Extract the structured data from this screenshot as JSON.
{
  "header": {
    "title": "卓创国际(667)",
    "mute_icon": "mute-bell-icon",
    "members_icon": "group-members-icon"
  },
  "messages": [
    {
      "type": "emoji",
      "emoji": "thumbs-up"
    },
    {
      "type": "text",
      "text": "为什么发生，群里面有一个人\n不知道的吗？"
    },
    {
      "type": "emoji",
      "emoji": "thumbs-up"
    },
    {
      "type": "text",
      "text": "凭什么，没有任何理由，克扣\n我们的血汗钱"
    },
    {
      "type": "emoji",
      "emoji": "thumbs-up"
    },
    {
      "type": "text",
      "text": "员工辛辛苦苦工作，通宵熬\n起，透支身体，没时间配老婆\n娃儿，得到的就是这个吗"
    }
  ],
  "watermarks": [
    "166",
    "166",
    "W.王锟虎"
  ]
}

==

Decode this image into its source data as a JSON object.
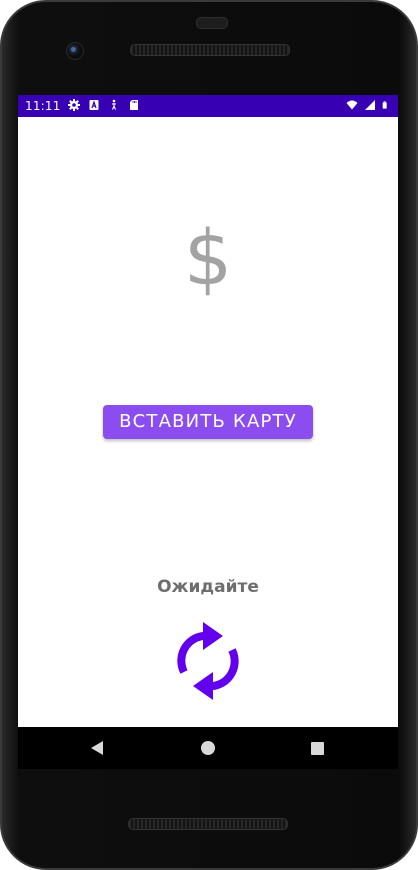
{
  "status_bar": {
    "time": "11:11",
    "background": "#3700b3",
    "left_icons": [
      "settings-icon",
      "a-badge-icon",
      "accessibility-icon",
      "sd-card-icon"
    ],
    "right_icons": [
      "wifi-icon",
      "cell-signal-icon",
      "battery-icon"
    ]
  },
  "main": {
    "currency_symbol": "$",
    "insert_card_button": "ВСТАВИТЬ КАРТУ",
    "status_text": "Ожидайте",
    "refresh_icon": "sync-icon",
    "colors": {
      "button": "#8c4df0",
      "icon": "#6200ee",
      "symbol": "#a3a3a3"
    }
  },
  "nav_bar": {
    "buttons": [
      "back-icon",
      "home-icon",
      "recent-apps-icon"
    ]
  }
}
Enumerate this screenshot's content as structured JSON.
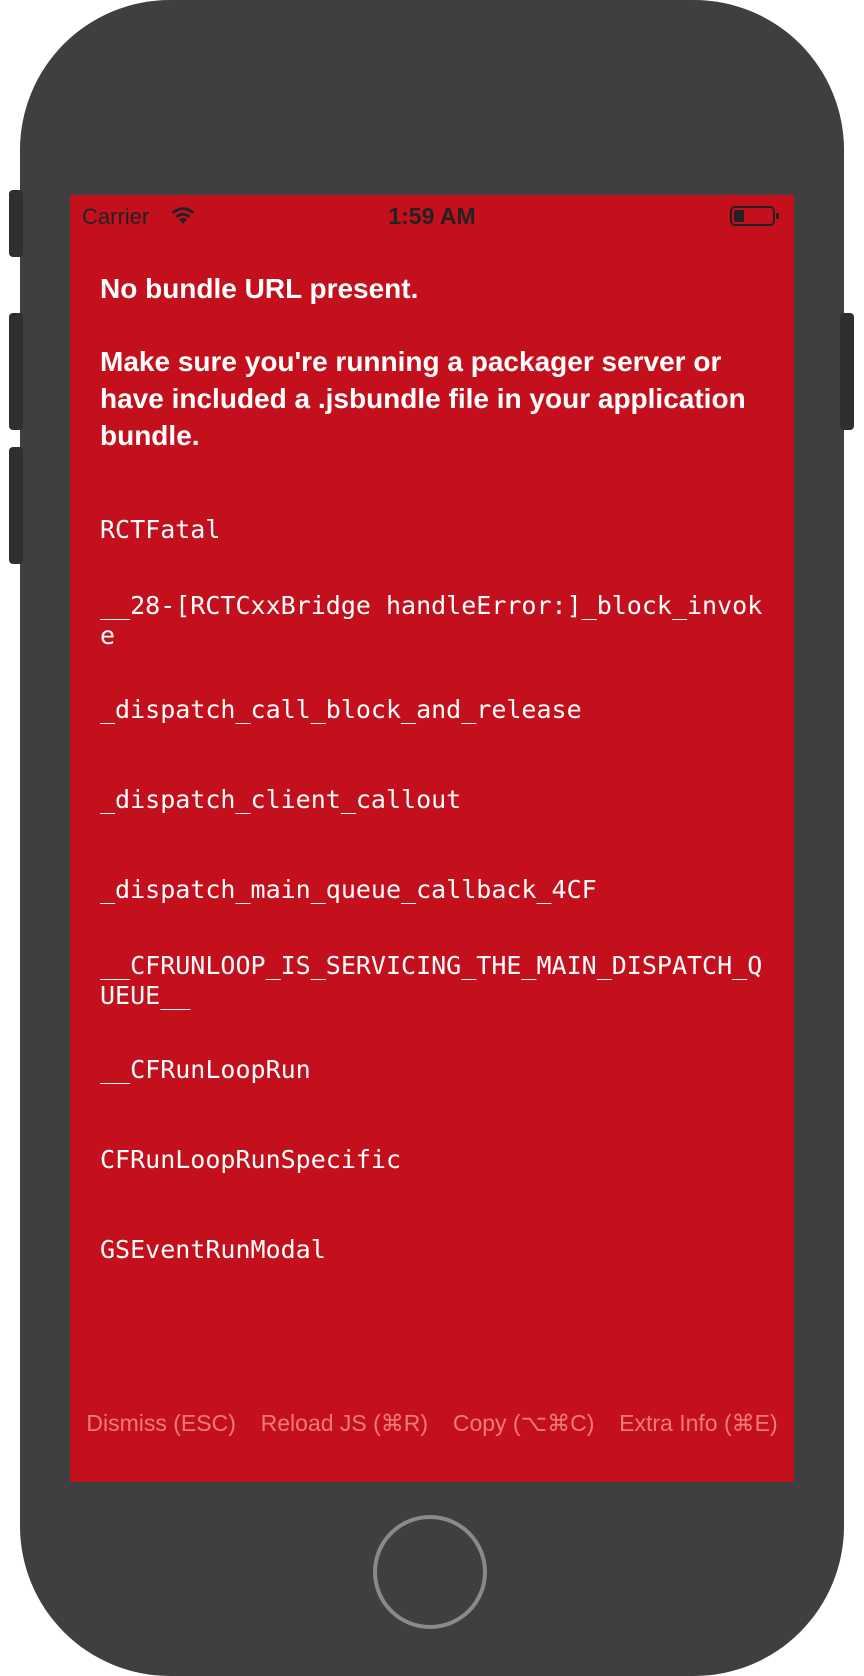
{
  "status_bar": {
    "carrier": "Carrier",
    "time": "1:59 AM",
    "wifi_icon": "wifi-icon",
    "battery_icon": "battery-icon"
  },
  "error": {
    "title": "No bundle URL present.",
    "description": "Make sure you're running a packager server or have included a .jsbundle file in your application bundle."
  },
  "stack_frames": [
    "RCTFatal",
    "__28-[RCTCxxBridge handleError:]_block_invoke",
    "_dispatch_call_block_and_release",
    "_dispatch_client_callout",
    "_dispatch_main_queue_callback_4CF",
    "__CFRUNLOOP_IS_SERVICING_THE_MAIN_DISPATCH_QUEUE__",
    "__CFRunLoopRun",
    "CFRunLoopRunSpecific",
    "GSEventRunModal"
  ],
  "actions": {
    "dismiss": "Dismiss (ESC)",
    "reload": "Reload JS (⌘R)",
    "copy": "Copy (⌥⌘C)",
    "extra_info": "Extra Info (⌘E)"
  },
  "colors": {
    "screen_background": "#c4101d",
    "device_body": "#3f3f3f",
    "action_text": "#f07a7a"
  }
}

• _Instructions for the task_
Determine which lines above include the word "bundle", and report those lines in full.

• _Task output_
    "title": "No bundle URL present.",
    "description": "Make sure you're running a packager server or have included a .jsbundle file in your application bundle."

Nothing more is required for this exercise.